Records from a data source:
####
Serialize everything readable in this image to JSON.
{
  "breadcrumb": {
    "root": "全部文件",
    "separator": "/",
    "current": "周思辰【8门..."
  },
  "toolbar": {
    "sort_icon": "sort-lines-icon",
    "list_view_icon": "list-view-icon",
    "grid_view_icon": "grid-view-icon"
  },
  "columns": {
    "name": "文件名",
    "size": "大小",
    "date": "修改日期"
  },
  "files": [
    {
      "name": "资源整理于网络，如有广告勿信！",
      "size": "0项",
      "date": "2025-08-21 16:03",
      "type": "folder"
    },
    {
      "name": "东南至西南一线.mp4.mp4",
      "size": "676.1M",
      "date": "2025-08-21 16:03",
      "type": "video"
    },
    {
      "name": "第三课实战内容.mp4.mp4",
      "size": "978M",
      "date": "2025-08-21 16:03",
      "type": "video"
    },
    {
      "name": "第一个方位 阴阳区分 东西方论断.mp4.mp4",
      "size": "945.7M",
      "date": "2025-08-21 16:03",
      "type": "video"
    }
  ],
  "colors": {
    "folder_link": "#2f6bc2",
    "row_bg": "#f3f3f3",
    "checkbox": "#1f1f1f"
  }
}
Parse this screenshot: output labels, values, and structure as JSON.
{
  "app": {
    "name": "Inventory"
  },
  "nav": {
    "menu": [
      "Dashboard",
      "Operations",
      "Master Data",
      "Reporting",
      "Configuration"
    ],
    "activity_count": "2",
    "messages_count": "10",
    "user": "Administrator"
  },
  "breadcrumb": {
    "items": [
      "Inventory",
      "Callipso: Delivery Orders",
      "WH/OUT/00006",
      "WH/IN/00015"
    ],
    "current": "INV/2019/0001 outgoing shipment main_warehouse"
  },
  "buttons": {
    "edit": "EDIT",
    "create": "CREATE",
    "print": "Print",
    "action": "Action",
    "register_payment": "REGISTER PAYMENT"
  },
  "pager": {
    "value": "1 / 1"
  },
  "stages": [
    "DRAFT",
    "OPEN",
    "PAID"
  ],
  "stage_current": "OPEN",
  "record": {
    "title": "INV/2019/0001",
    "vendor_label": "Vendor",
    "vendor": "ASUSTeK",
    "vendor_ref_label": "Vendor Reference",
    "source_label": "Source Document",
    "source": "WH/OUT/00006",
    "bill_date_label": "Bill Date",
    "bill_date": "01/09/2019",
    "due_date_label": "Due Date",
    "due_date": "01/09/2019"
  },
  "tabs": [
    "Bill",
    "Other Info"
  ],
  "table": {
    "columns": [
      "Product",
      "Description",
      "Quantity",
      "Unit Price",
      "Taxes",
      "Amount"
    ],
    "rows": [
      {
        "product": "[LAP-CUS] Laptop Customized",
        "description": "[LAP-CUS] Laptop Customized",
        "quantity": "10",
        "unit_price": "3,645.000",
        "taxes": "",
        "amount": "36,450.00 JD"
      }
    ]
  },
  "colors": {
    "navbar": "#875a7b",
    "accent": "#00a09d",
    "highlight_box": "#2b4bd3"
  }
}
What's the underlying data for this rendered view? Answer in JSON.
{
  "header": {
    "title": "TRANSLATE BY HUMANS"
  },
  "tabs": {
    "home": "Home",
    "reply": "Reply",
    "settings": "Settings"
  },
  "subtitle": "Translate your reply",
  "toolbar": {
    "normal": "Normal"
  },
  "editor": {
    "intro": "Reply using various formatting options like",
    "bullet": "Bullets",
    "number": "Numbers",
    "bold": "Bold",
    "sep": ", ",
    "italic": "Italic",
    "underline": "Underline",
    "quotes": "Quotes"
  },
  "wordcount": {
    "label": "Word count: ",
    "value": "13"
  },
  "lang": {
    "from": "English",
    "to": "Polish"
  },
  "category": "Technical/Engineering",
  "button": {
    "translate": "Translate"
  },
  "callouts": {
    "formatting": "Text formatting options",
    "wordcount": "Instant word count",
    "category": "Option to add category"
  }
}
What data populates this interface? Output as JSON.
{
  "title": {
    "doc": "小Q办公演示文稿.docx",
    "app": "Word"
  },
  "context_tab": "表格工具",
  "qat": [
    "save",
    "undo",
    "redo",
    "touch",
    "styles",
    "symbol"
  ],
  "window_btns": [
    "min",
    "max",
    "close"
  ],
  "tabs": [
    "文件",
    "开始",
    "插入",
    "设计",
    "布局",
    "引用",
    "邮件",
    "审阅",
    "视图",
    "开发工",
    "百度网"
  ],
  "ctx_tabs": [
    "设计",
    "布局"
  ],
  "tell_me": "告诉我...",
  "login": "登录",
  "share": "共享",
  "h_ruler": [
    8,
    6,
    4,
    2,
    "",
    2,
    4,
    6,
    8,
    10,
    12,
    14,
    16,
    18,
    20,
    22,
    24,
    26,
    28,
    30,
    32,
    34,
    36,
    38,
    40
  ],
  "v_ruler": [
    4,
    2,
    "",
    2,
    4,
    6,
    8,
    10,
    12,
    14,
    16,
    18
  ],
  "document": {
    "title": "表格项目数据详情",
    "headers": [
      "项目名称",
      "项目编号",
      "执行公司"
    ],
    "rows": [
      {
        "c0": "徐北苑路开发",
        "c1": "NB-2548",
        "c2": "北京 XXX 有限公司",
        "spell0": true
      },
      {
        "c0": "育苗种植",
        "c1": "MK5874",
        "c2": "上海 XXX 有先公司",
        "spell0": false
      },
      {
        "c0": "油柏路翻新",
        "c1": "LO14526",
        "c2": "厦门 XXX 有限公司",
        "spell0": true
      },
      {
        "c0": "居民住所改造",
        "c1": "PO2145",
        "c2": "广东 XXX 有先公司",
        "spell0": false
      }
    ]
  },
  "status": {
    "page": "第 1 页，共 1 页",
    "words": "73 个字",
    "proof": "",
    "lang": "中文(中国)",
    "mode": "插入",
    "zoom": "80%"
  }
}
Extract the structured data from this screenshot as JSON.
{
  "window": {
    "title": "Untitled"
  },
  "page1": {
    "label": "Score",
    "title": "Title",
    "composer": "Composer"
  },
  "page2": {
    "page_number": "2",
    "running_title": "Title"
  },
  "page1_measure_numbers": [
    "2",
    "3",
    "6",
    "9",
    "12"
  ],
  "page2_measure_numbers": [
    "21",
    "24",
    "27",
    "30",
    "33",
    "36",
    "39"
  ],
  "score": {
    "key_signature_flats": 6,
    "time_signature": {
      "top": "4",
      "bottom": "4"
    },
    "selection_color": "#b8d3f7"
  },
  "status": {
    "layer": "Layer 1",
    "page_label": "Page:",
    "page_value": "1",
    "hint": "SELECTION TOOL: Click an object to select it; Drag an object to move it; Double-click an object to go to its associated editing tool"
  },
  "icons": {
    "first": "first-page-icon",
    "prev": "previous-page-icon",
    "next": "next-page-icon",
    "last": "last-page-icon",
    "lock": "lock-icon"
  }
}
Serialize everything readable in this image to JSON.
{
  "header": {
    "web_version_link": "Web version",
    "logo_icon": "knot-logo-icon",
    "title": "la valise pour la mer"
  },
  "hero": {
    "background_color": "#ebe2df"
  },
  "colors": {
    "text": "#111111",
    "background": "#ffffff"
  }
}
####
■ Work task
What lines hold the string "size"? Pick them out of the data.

■ Exercise solution
    "size": "大小",
      "size": "0项",
      "size": "676.1M",
      "size": "978M",
      "size": "945.7M",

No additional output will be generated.